*Problem details*.
Compute how many lines in the entries below include the string "フォロー中". Only the number is wanted.
━━ Data provided
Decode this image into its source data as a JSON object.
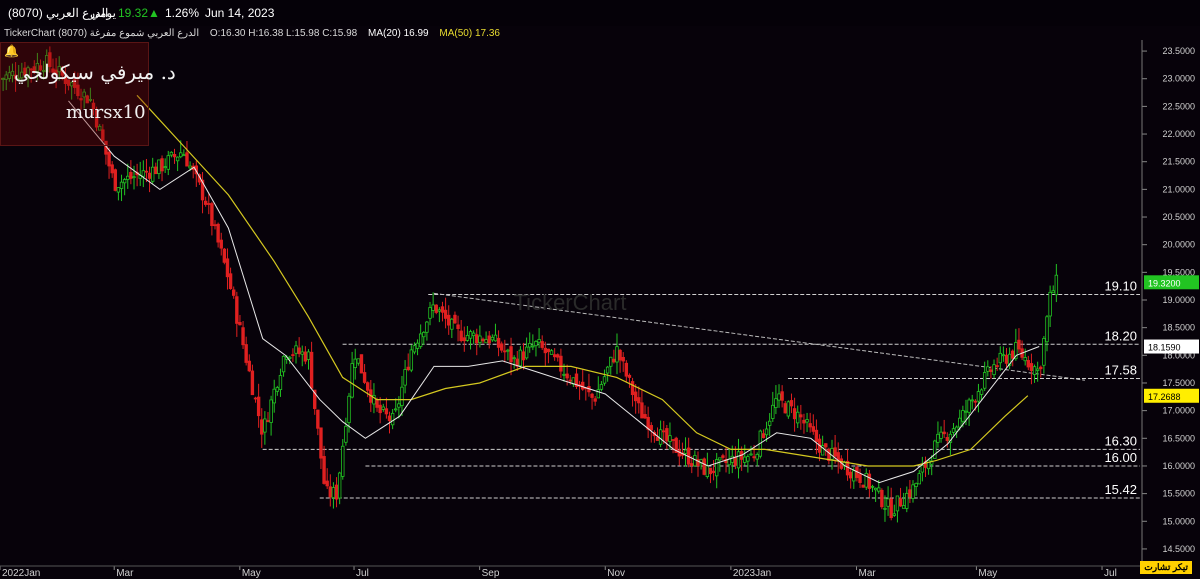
{
  "header": {
    "name": "(8070) الدرع العربي",
    "period": "يومي",
    "price": "19.32",
    "change_arrow": "▲",
    "change_pct": "1.26%",
    "date": "Jun 14, 2023"
  },
  "info": {
    "description": "TickerChart الدرع العربي شموع مفرغة (8070)",
    "ohlc": "O:16.30  H:16.38  L:15.98  C:15.98",
    "ma20": "MA(20)  16.99",
    "ma50": "MA(50)  17.36"
  },
  "watermark": {
    "author": "د. ميرفي سيكولجي",
    "handle": "mursx10",
    "center": "TickerChart"
  },
  "footer_logo": "تيكر تشارت",
  "colors": {
    "background": "#07020a",
    "up": "#22c422",
    "down": "#e02020",
    "ma20": "#e8e8e8",
    "ma50": "#d4c820",
    "level_line": "#cfcfcf",
    "last_price_badge": "#22c422",
    "ma20_badge": "#ffffff",
    "ma50_badge": "#ffee00"
  },
  "chart_data": {
    "type": "candlestick",
    "x_ticks": [
      "2022Jan",
      "Mar",
      "May",
      "Jul",
      "Sep",
      "Nov",
      "2023Jan",
      "Mar",
      "May",
      "Jul"
    ],
    "y_ticks": [
      "14.5000",
      "15.0000",
      "15.5000",
      "16.0000",
      "16.5000",
      "17.0000",
      "17.5000",
      "18.0000",
      "18.5000",
      "19.0000",
      "19.5000",
      "20.0000",
      "20.5000",
      "21.0000",
      "21.5000",
      "22.0000",
      "22.5000",
      "23.0000",
      "23.5000"
    ],
    "ylim": [
      14.3,
      23.7
    ],
    "levels": [
      {
        "value": 19.1,
        "label": "19.10",
        "x_start": 0.375
      },
      {
        "value": 18.2,
        "label": "18.20",
        "x_start": 0.3
      },
      {
        "value": 17.58,
        "label": "17.58",
        "x_start": 0.69
      },
      {
        "value": 16.3,
        "label": "16.30",
        "x_start": 0.23
      },
      {
        "value": 16.0,
        "label": "16.00",
        "x_start": 0.32
      },
      {
        "value": 15.42,
        "label": "15.42",
        "x_start": 0.28
      }
    ],
    "trendline": {
      "from": [
        0.38,
        19.12
      ],
      "to": [
        0.95,
        17.55
      ]
    },
    "last_price": "19.3200",
    "ma20_value": "18.1590",
    "ma50_value": "17.2688",
    "ma20_badge_value": 18.159,
    "ma50_badge_value": 17.2688,
    "last_price_value": 19.32,
    "series": [
      {
        "name": "price_path",
        "points": [
          [
            0.0,
            23.0
          ],
          [
            0.04,
            23.3
          ],
          [
            0.08,
            22.6
          ],
          [
            0.1,
            21.1
          ],
          [
            0.14,
            21.4
          ],
          [
            0.16,
            21.7
          ],
          [
            0.18,
            20.8
          ],
          [
            0.2,
            19.4
          ],
          [
            0.215,
            18.0
          ],
          [
            0.23,
            16.6
          ],
          [
            0.25,
            18.1
          ],
          [
            0.27,
            18.0
          ],
          [
            0.285,
            15.5
          ],
          [
            0.295,
            15.5
          ],
          [
            0.31,
            18.1
          ],
          [
            0.33,
            17.0
          ],
          [
            0.345,
            16.8
          ],
          [
            0.36,
            18.1
          ],
          [
            0.38,
            18.9
          ],
          [
            0.4,
            18.4
          ],
          [
            0.43,
            18.3
          ],
          [
            0.45,
            17.9
          ],
          [
            0.47,
            18.2
          ],
          [
            0.5,
            17.6
          ],
          [
            0.52,
            17.2
          ],
          [
            0.54,
            18.1
          ],
          [
            0.56,
            17.0
          ],
          [
            0.58,
            16.5
          ],
          [
            0.6,
            16.2
          ],
          [
            0.62,
            15.9
          ],
          [
            0.64,
            16.1
          ],
          [
            0.66,
            16.2
          ],
          [
            0.68,
            17.2
          ],
          [
            0.7,
            16.9
          ],
          [
            0.72,
            16.3
          ],
          [
            0.74,
            16.0
          ],
          [
            0.76,
            15.7
          ],
          [
            0.78,
            15.2
          ],
          [
            0.8,
            15.6
          ],
          [
            0.82,
            16.4
          ],
          [
            0.84,
            16.8
          ],
          [
            0.86,
            17.5
          ],
          [
            0.87,
            17.8
          ],
          [
            0.89,
            18.1
          ],
          [
            0.91,
            17.7
          ],
          [
            0.92,
            19.1
          ],
          [
            0.925,
            19.3
          ]
        ]
      },
      {
        "name": "ma20_path",
        "points": [
          [
            0.06,
            22.6
          ],
          [
            0.1,
            21.6
          ],
          [
            0.14,
            21.0
          ],
          [
            0.17,
            21.4
          ],
          [
            0.2,
            20.3
          ],
          [
            0.23,
            18.3
          ],
          [
            0.25,
            18.0
          ],
          [
            0.28,
            17.2
          ],
          [
            0.3,
            16.8
          ],
          [
            0.32,
            16.5
          ],
          [
            0.35,
            16.9
          ],
          [
            0.38,
            17.8
          ],
          [
            0.41,
            17.8
          ],
          [
            0.44,
            17.9
          ],
          [
            0.47,
            17.7
          ],
          [
            0.5,
            17.5
          ],
          [
            0.53,
            17.3
          ],
          [
            0.56,
            16.8
          ],
          [
            0.59,
            16.3
          ],
          [
            0.62,
            16.0
          ],
          [
            0.65,
            16.2
          ],
          [
            0.68,
            16.6
          ],
          [
            0.71,
            16.5
          ],
          [
            0.74,
            16.0
          ],
          [
            0.77,
            15.7
          ],
          [
            0.8,
            15.9
          ],
          [
            0.83,
            16.4
          ],
          [
            0.86,
            17.2
          ],
          [
            0.89,
            18.0
          ],
          [
            0.91,
            18.16
          ]
        ]
      },
      {
        "name": "ma50_path",
        "points": [
          [
            0.12,
            22.7
          ],
          [
            0.16,
            21.8
          ],
          [
            0.2,
            20.9
          ],
          [
            0.24,
            19.7
          ],
          [
            0.27,
            18.7
          ],
          [
            0.3,
            17.6
          ],
          [
            0.33,
            17.2
          ],
          [
            0.36,
            17.2
          ],
          [
            0.39,
            17.4
          ],
          [
            0.42,
            17.5
          ],
          [
            0.46,
            17.8
          ],
          [
            0.5,
            17.8
          ],
          [
            0.54,
            17.6
          ],
          [
            0.58,
            17.2
          ],
          [
            0.61,
            16.6
          ],
          [
            0.64,
            16.3
          ],
          [
            0.67,
            16.3
          ],
          [
            0.7,
            16.2
          ],
          [
            0.73,
            16.1
          ],
          [
            0.76,
            16.0
          ],
          [
            0.78,
            16.0
          ],
          [
            0.8,
            16.0
          ],
          [
            0.82,
            16.1
          ],
          [
            0.85,
            16.3
          ],
          [
            0.88,
            16.9
          ],
          [
            0.9,
            17.27
          ]
        ]
      }
    ]
  }
}
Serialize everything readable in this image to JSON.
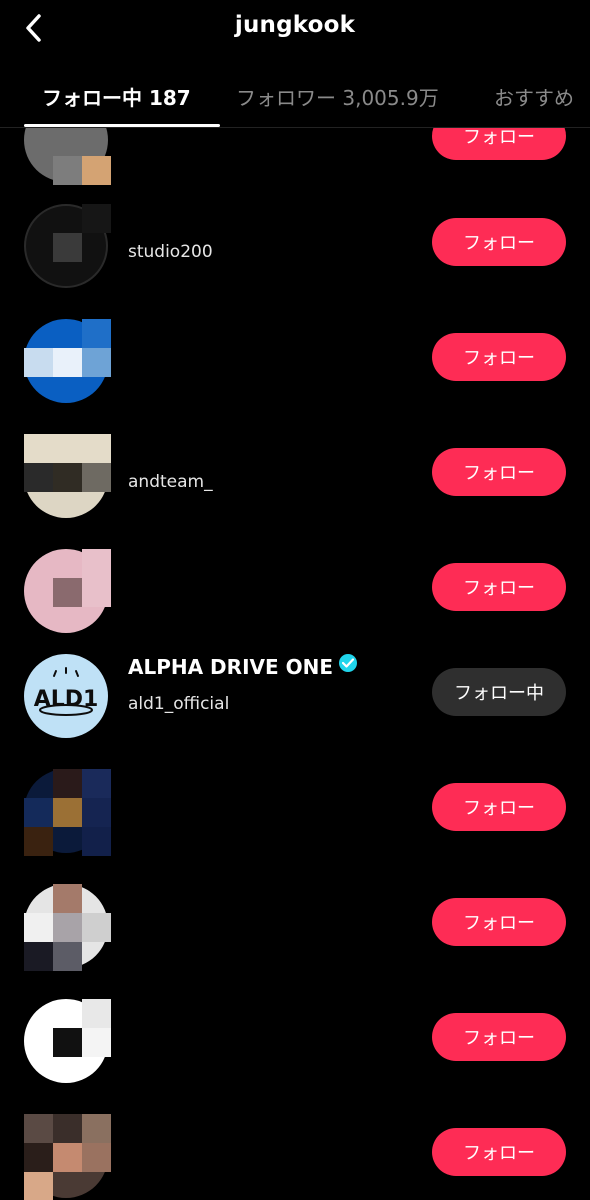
{
  "header": {
    "title": "jungkook",
    "back_icon": "chevron-left-icon"
  },
  "tabs": [
    {
      "label": "フォロー中 187",
      "active": true
    },
    {
      "label": "フォロワー 3,005.9万",
      "active": false
    },
    {
      "label": "おすすめ",
      "active": false
    }
  ],
  "buttons": {
    "follow": "フォロー",
    "following": "フォロー中"
  },
  "colors": {
    "follow_button": "#fe2c55",
    "following_button": "#2f2f2f",
    "verified_badge": "#20d5ec",
    "background": "#000000"
  },
  "rows": [
    {
      "name": "",
      "handle": "",
      "button": "フォロー"
    },
    {
      "name": "",
      "handle": "studio200",
      "button": "フォロー"
    },
    {
      "name": "",
      "handle": "",
      "button": "フォロー"
    },
    {
      "name": "",
      "handle": "andteam_",
      "button": "フォロー"
    },
    {
      "name": "",
      "handle": "",
      "button": "フォロー"
    },
    {
      "name": "ALPHA DRIVE ONE",
      "handle": "ald1_official",
      "verified": true,
      "button": "フォロー中",
      "avatar_text": "ALD1"
    },
    {
      "name": "",
      "handle": "",
      "button": "フォロー"
    },
    {
      "name": "",
      "handle": "",
      "button": "フォロー"
    },
    {
      "name": "",
      "handle": "",
      "button": "フォロー"
    },
    {
      "name": "",
      "handle": "",
      "button": "フォロー"
    }
  ]
}
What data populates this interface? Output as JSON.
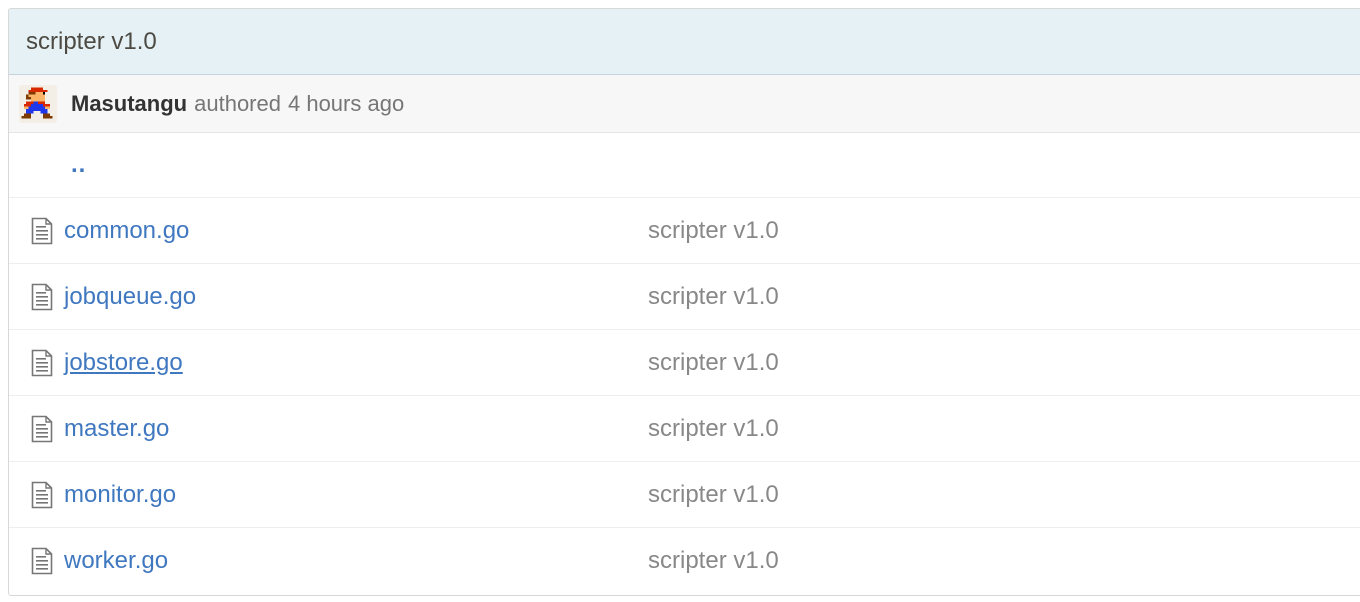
{
  "commit": {
    "title": "scripter v1.0",
    "author": "Masutangu",
    "authored_text": "authored",
    "time_ago": "4 hours ago"
  },
  "up_link": {
    "label": ".."
  },
  "files": [
    {
      "name": "common.go",
      "message": "scripter v1.0"
    },
    {
      "name": "jobqueue.go",
      "message": "scripter v1.0"
    },
    {
      "name": "jobstore.go",
      "message": "scripter v1.0"
    },
    {
      "name": "master.go",
      "message": "scripter v1.0"
    },
    {
      "name": "monitor.go",
      "message": "scripter v1.0"
    },
    {
      "name": "worker.go",
      "message": "scripter v1.0"
    }
  ],
  "icons": {
    "file": "file-text-icon",
    "avatar": "pixel-mario-avatar"
  },
  "colors": {
    "link": "#4078c0",
    "header_bg": "#e6f1f6",
    "meta_bg": "#f7f7f7",
    "muted_text": "#888888"
  }
}
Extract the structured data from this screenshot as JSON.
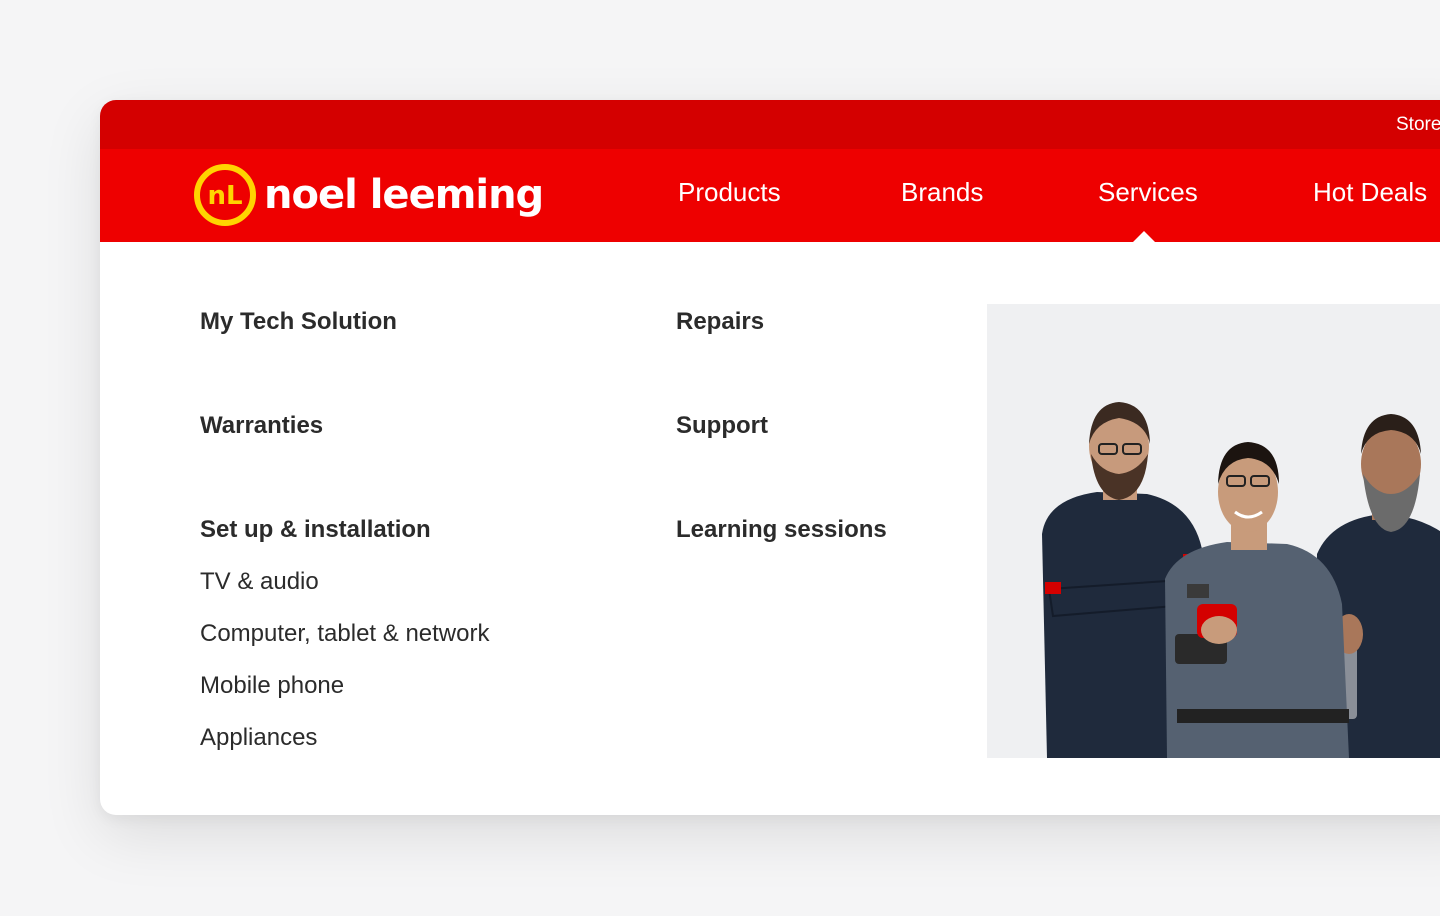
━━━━
*Exercise result*.
3